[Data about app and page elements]
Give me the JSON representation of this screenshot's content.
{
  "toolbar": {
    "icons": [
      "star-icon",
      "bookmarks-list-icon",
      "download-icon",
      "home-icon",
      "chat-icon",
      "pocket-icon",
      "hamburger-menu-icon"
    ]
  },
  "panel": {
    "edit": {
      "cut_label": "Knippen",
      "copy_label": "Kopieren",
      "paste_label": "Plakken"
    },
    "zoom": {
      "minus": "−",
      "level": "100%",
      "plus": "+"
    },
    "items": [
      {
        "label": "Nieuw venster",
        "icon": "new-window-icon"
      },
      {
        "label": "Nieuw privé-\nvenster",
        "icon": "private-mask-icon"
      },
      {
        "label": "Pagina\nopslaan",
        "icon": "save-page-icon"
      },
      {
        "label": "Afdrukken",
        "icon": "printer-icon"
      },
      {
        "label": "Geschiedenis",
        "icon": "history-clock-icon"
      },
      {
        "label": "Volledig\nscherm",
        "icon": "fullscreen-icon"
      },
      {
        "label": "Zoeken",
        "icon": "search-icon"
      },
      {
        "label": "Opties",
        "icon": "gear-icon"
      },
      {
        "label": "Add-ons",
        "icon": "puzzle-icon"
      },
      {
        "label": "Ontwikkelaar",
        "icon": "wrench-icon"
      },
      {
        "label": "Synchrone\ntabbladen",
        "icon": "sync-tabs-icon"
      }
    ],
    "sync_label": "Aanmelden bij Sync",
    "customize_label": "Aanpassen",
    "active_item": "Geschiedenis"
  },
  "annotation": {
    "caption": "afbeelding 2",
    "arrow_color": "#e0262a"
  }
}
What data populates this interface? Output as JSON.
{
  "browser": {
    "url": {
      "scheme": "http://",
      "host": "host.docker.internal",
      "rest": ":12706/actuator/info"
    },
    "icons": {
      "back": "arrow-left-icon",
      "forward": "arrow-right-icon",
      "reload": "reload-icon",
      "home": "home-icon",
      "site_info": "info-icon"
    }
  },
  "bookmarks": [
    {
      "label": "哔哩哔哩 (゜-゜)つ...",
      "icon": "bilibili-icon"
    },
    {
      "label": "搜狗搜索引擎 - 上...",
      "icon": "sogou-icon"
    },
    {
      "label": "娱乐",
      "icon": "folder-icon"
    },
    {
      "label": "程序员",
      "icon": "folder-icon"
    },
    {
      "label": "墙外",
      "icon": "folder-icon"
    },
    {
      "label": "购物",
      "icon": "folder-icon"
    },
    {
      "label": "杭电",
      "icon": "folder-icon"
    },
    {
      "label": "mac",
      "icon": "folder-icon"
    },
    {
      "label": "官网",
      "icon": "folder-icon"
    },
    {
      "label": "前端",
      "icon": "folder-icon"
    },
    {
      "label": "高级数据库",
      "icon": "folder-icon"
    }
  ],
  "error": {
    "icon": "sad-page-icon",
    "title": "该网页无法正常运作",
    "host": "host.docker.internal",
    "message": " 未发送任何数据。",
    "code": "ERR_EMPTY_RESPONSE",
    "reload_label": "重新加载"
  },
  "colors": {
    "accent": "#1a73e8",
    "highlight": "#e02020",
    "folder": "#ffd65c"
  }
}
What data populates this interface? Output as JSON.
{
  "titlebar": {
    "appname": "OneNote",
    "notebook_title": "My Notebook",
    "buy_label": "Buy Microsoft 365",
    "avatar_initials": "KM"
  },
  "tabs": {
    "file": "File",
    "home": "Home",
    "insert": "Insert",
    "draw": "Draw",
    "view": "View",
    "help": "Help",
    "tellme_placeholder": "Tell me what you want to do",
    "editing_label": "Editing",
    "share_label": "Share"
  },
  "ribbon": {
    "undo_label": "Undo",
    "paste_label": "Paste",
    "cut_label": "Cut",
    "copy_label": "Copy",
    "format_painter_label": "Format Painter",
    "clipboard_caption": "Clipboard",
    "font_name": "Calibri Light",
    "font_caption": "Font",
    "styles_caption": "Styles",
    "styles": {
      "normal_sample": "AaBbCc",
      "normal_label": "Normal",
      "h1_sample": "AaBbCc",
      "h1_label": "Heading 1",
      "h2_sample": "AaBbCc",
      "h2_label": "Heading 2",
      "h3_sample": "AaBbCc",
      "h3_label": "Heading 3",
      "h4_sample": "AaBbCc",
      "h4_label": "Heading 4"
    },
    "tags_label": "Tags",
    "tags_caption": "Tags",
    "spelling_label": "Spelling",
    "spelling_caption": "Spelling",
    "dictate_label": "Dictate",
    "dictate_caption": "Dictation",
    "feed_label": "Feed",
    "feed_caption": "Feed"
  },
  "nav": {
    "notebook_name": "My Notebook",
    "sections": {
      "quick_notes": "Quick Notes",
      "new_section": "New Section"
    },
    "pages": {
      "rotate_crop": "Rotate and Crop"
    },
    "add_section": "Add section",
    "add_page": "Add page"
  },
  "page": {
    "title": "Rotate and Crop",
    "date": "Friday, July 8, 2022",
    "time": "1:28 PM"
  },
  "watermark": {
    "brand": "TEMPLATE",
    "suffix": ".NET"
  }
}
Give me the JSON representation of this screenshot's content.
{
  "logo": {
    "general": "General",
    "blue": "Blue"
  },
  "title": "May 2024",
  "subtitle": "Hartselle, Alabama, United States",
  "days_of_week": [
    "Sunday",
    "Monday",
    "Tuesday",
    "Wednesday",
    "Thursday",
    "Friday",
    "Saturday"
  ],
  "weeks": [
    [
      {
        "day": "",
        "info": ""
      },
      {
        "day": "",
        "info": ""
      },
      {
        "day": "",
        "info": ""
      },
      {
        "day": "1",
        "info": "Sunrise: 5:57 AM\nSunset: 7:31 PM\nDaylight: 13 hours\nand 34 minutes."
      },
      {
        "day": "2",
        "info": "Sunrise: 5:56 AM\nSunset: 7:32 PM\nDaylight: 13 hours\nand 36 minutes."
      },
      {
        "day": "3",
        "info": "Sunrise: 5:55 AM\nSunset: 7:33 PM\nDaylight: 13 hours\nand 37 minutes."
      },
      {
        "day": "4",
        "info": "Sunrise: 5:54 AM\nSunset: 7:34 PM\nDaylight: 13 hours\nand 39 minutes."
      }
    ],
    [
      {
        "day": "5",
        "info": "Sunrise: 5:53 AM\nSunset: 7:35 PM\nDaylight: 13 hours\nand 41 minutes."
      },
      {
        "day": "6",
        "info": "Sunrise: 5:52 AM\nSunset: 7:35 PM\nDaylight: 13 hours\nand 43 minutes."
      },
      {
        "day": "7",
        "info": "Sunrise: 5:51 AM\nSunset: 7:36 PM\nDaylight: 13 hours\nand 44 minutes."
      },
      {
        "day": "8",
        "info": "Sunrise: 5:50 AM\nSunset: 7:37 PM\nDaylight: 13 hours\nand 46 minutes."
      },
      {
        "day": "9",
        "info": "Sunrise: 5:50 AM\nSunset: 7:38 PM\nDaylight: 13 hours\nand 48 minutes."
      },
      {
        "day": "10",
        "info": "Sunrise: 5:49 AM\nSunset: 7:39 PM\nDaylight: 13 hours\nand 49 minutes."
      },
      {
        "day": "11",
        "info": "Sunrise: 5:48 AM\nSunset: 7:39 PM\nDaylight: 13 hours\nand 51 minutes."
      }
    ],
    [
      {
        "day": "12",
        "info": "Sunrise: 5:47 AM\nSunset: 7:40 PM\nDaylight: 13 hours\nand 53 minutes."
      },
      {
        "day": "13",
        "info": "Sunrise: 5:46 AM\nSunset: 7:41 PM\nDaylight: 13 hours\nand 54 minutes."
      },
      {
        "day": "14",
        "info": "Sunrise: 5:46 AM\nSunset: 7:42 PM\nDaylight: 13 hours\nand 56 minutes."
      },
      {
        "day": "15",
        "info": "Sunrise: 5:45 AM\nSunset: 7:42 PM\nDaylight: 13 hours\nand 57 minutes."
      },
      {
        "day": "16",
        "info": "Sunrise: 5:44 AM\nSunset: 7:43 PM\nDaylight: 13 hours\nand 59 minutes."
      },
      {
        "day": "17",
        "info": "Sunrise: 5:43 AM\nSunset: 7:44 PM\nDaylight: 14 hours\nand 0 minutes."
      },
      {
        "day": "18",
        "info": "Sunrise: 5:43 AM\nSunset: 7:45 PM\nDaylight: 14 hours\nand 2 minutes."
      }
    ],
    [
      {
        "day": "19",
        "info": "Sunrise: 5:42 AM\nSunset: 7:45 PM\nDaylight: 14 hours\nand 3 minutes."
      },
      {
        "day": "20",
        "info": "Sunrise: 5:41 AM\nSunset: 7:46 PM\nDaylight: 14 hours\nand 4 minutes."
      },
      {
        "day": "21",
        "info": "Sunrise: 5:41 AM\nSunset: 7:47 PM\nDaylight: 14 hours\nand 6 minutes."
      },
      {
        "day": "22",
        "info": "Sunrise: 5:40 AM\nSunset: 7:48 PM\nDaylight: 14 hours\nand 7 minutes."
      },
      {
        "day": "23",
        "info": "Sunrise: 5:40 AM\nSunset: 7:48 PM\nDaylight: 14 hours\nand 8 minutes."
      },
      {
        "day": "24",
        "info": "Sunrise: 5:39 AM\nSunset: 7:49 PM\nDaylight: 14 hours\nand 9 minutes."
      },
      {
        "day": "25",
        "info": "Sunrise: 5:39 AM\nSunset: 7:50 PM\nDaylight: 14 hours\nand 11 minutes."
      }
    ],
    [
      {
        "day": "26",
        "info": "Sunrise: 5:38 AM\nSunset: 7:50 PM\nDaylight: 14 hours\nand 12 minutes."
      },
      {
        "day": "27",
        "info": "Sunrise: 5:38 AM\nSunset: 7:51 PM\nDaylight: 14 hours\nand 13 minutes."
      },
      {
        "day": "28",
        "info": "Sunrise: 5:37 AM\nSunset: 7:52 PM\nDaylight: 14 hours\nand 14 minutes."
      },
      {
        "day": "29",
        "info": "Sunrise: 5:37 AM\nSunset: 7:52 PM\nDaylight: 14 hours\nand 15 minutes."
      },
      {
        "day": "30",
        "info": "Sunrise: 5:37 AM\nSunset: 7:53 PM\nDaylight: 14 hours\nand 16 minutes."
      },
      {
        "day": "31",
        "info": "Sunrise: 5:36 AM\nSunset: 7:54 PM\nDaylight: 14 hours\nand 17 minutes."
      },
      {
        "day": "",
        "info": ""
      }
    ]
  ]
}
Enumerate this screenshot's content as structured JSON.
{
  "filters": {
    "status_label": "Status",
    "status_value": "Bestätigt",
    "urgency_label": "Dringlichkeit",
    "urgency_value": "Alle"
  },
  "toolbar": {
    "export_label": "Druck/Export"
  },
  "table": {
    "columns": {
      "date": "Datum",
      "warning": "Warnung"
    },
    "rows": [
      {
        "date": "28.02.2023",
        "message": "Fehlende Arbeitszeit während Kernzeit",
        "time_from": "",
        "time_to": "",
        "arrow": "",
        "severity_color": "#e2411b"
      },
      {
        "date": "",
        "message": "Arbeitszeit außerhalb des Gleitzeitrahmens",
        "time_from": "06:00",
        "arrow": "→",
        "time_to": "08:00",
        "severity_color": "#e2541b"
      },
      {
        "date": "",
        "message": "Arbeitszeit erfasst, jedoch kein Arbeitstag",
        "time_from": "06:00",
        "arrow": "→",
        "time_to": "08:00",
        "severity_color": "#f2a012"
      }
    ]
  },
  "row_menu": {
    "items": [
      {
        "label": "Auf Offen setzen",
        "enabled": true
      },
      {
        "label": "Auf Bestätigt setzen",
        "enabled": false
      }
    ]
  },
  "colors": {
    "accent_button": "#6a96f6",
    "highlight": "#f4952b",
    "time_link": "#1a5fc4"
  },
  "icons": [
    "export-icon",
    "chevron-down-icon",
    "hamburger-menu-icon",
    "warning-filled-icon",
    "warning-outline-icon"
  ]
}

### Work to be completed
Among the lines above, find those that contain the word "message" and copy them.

### Answer for this exercise
    "message": " 未发送任何数据。",
        "message": "Fehlende Arbeitszeit während Kernzeit",
        "message": "Arbeitszeit außerhalb des Gleitzeitrahmens",
        "message": "Arbeitszeit erfasst, jedoch kein Arbeitstag",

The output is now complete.